- His Dark Materials: In an alternate universe, humans have shape-shifting animals called "Daemons" that are basically the other side of their soul. Because of their metaphysical connection, most human-daemon pairs can't bear being separated for more than a few yards as it causes pain and severe mental and emotional trauma. If either the daemon or human dies, the other dies with it also.
- In the Animorphs prequel book The Ellimist Chronicles, Toomin (the Ellimist back when he was mortal) is captured for years and years by Father, a massive tentacled sea monster which has absorbed the minds of everyone it's every killed. Eventually Toomin learns to fight back and absorb the minds into himself. He states that the last mind he absorbed was Father himself, which turned out to be nothing.
- Dungeons & Dragons 1st Edition supplement "Fiend Folio": The Cifal (Colonial Insect-Formed Artificial Life) was a monster made up of a huge number of insects bound together into a humanoid form. It had 10 hit dice altogether, two of them being the binding energy that kept the insects together. If you did two hit dice of damage to it, the insects broke apart and fled. That is, if you did 20% of its total damage, it was defeated.

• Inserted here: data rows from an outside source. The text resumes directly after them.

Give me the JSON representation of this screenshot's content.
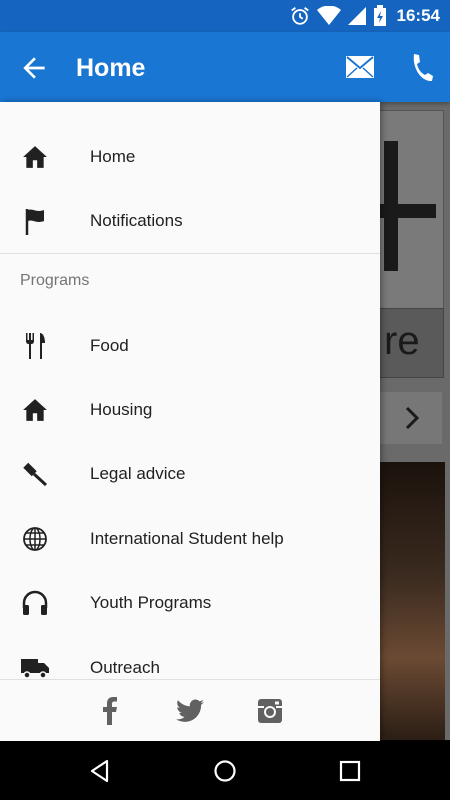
{
  "status_bar": {
    "time": "16:54",
    "icons": [
      "alarm-icon",
      "wifi-icon",
      "signal-icon",
      "battery-charging-icon"
    ]
  },
  "app_bar": {
    "title": "Home",
    "back_icon": "arrow-left-icon",
    "actions": [
      "mail-icon",
      "phone-icon"
    ]
  },
  "background_page": {
    "card_text": "re"
  },
  "drawer": {
    "top_items": [
      {
        "label": "Home",
        "icon": "home-icon"
      },
      {
        "label": "Notifications",
        "icon": "flag-icon"
      }
    ],
    "section_header": "Programs",
    "program_items": [
      {
        "label": "Food",
        "icon": "fork-knife-icon"
      },
      {
        "label": "Housing",
        "icon": "home-icon"
      },
      {
        "label": "Legal advice",
        "icon": "gavel-icon"
      },
      {
        "label": "International Student help",
        "icon": "globe-icon"
      },
      {
        "label": "Youth Programs",
        "icon": "headphones-icon"
      },
      {
        "label": "Outreach",
        "icon": "truck-icon"
      }
    ],
    "footer_social": [
      "facebook-icon",
      "twitter-icon",
      "instagram-icon"
    ]
  },
  "nav_bar": {
    "buttons": [
      "back-triangle-icon",
      "home-circle-icon",
      "recents-square-icon"
    ]
  },
  "colors": {
    "status_bar": "#1565c0",
    "app_bar": "#1976d2",
    "drawer_bg": "#fafafa",
    "icon": "#212121"
  }
}
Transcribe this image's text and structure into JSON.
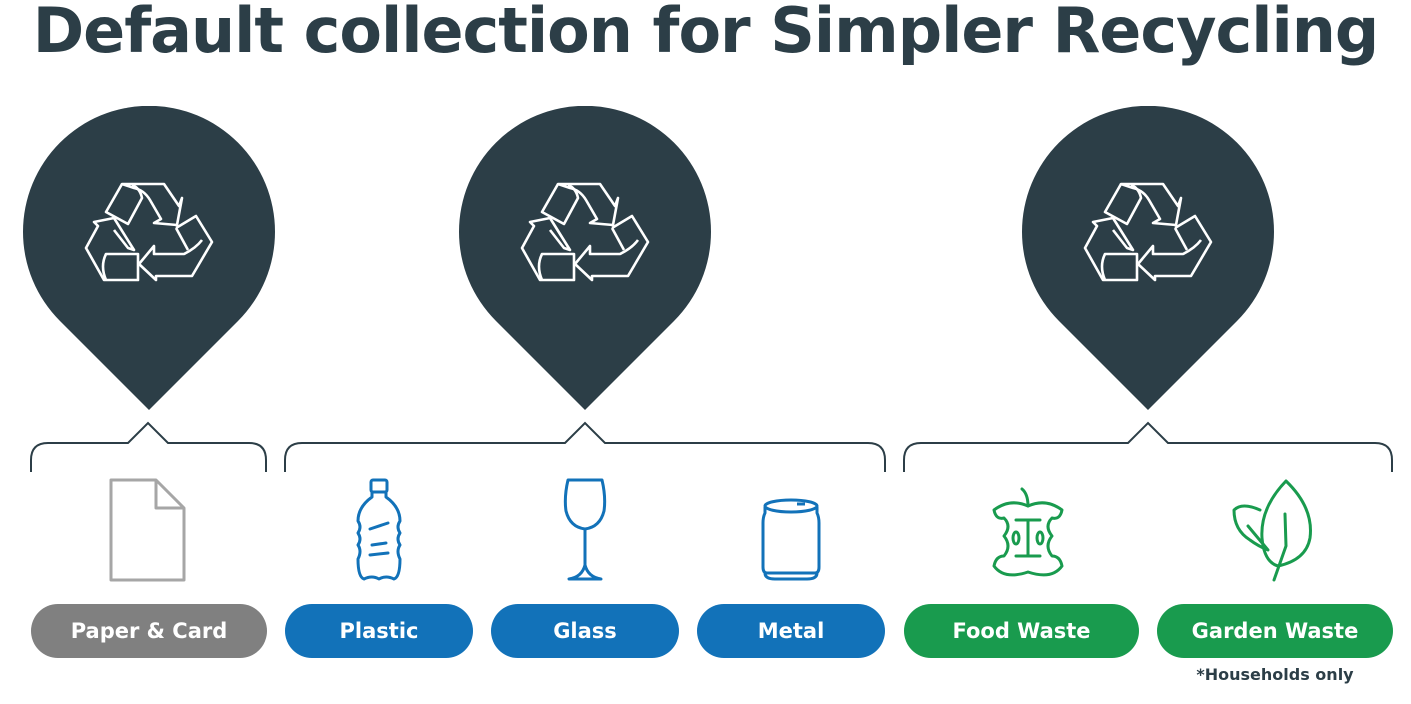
{
  "title": "Default collection for Simpler Recycling",
  "colors": {
    "dark": "#2c3e47",
    "paper": "#808080",
    "dry": "#1272b9",
    "organic": "#199b4e"
  },
  "groups": [
    {
      "name": "paper-card-group",
      "pin_icon": "recycle-icon",
      "items": [
        {
          "label": "Paper & Card",
          "icon": "paper-sheet-icon",
          "color": "grey"
        }
      ]
    },
    {
      "name": "plastic-glass-metal-group",
      "pin_icon": "recycle-icon",
      "items": [
        {
          "label": "Plastic",
          "icon": "plastic-bottle-icon",
          "color": "blue"
        },
        {
          "label": "Glass",
          "icon": "wine-glass-icon",
          "color": "blue"
        },
        {
          "label": "Metal",
          "icon": "can-icon",
          "color": "blue"
        }
      ]
    },
    {
      "name": "food-garden-group",
      "pin_icon": "recycle-icon",
      "items": [
        {
          "label": "Food Waste",
          "icon": "apple-core-icon",
          "color": "green"
        },
        {
          "label": "Garden Waste",
          "icon": "leaves-icon",
          "color": "green"
        }
      ]
    }
  ],
  "footnote": "*Households only"
}
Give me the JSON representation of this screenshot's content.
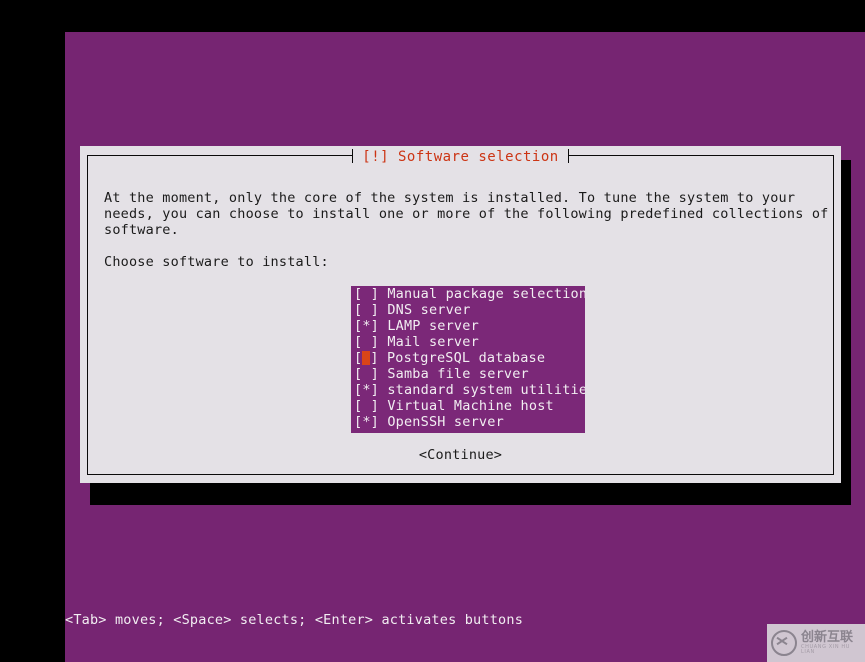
{
  "screen": {
    "background_color": "#000000",
    "console_color": "#762572",
    "panel_color": "#e4e1e6",
    "accent_color": "#cc3414",
    "cursor_color": "#d94518",
    "list_color": "#7b2878"
  },
  "dialog": {
    "title": "[!] Software selection",
    "body_paragraph": "At the moment, only the core of the system is installed. To tune the system to your\nneeds, you can choose to install one or more of the following predefined collections of\nsoftware.",
    "prompt": "Choose software to install:",
    "continue_label": "<Continue>"
  },
  "software_list": {
    "items": [
      {
        "marker": "[ ]",
        "label": "Manual package selection",
        "checked": false,
        "focused": false
      },
      {
        "marker": "[ ]",
        "label": "DNS server",
        "checked": false,
        "focused": false
      },
      {
        "marker": "[*]",
        "label": "LAMP server",
        "checked": true,
        "focused": false
      },
      {
        "marker": "[ ]",
        "label": "Mail server",
        "checked": false,
        "focused": false
      },
      {
        "marker": "[ ]",
        "label": "PostgreSQL database",
        "checked": false,
        "focused": true
      },
      {
        "marker": "[ ]",
        "label": "Samba file server",
        "checked": false,
        "focused": false
      },
      {
        "marker": "[*]",
        "label": "standard system utilities",
        "checked": true,
        "focused": false
      },
      {
        "marker": "[ ]",
        "label": "Virtual Machine host",
        "checked": false,
        "focused": false
      },
      {
        "marker": "[*]",
        "label": "OpenSSH server",
        "checked": true,
        "focused": false
      }
    ]
  },
  "footer": {
    "help_text": "<Tab> moves; <Space> selects; <Enter> activates buttons"
  },
  "watermark": {
    "logo_glyph": "logo-x-icon",
    "name_cn": "创新互联",
    "name_en": "CHUANG XIN HU LIAN"
  }
}
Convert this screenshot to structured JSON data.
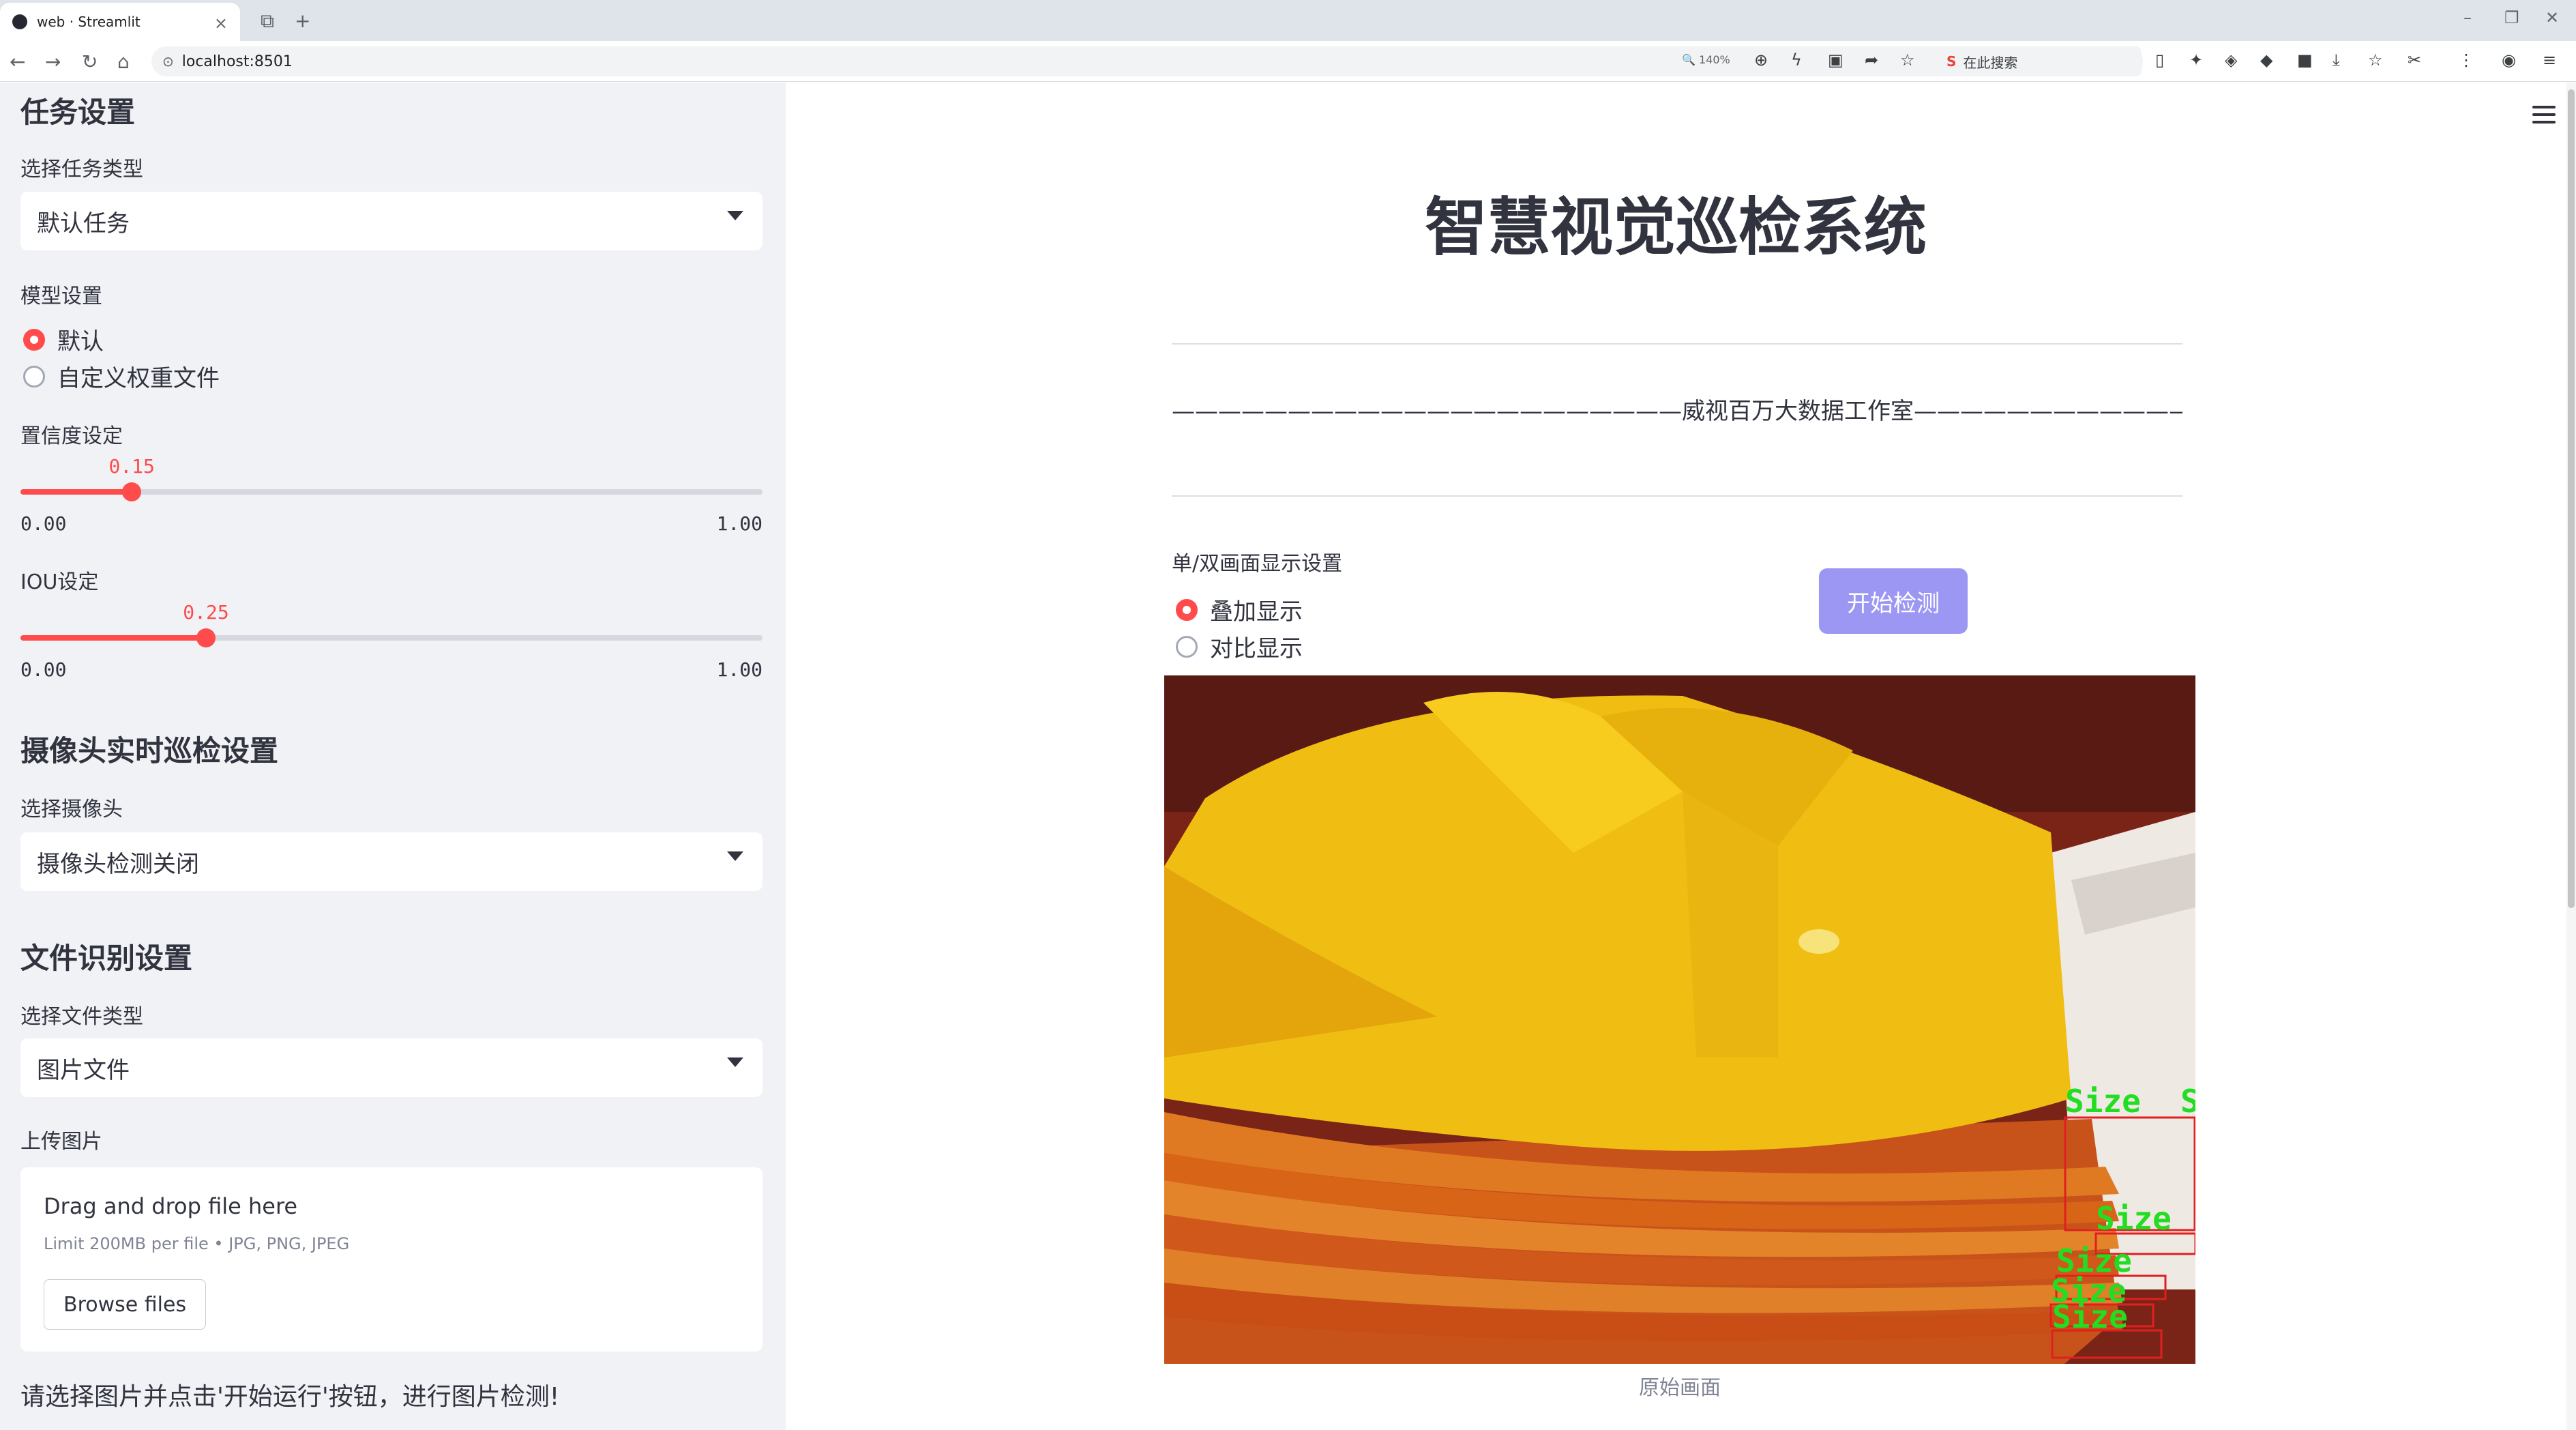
{
  "browser": {
    "tab_title": "web · Streamlit",
    "url": "localhost:8501",
    "zoom": "140%",
    "search_placeholder": "在此搜索"
  },
  "sidebar": {
    "task_header": "任务设置",
    "task_type_label": "选择任务类型",
    "task_type_value": "默认任务",
    "model_label": "模型设置",
    "model_options": [
      "默认",
      "自定义权重文件"
    ],
    "model_selected": 0,
    "conf_label": "置信度设定",
    "conf_value": "0.15",
    "conf_fraction": 0.15,
    "conf_min": "0.00",
    "conf_max": "1.00",
    "iou_label": "IOU设定",
    "iou_value": "0.25",
    "iou_fraction": 0.25,
    "iou_min": "0.00",
    "iou_max": "1.00",
    "camera_header": "摄像头实时巡检设置",
    "camera_label": "选择摄像头",
    "camera_value": "摄像头检测关闭",
    "file_header": "文件识别设置",
    "file_type_label": "选择文件类型",
    "file_type_value": "图片文件",
    "upload_label": "上传图片",
    "upload_drag": "Drag and drop file here",
    "upload_limit": "Limit 200MB per file • JPG, PNG, JPEG",
    "upload_button": "Browse files",
    "hint": "请选择图片并点击'开始运行'按钮，进行图片检测!"
  },
  "main": {
    "title": "智慧视觉巡检系统",
    "subtitle": "——————————————————————威视百万大数据工作室———————————————————————",
    "display_label": "单/双画面显示设置",
    "display_options": [
      "叠加显示",
      "对比显示"
    ],
    "display_selected": 0,
    "start_button": "开始检测",
    "image_caption": "原始画面",
    "detection_label": "Size"
  },
  "colors": {
    "accent": "#ff4b4b",
    "button": "#9d97f4",
    "detection_box": "#e02020",
    "detection_text": "#22dd22"
  }
}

- Course, then you've pissed off a whole hive of moderately intelligent bugs, who, being demonic, are probably going to want revenge...
- It's common practice to give a Dual Boss revival skills, such that if one of them is left alive they can revive the other, and force the player into trying to take them out at the same time.
- In Tsukihime, Nrvnqsr Chaos can only be killed if all 666 creatures that make up his body are killed at once. If they are killed individually, he can instantly regenerate them. This fact makes him nigh-impossible to kill, even for top-tier fighters like Arcueid. Shiki, however... when he kills something, it stays dead, no matter what. So he's able to kill pieces of Nrvnqsr without them regenerating, which freaks the monster out.
- Lufia II: Rise of the Sinistrals had a dungeon boss that split into two, one form being fire-based and the other ice-based, which had to be defeated simultaneously. When the party first fights it, they fight each body one at a time; it regenerates and laughs in their faces. So they split the party in half and two characters fight each body.
- This is referenced in the webcomic Freefall that Florence's species would need 50 individuals for short-term survival and 500 for long-term. Her creators only made 14 Bowman's Wolves total so far, hence one of her main objectives is to ensure they continue.
- Ben 10: One of Ben's alien forms was Ditto, which had the ability to clone itself without limit. Unfortunately their link means that if one clone is hurt, the other clone feels the same pain. In "Divided We Stand", one Ditto was captured by Mad Scientist Dr. Animo and and powers taken to multiply his mutant army, which all died after one was defeated.
- Later duplicating alien Echo Echo doesn't have this problem. All of the Echo Echos we saw in one fight were wiped out by the enemy (namely a Not Himself Kevin) but Ben survived by keeping one of himself in the trunk of his car.
- If any population of a single species is reduced below a certain limit, that population will die out. Humans need at least 1,700 people to repopulate the earth.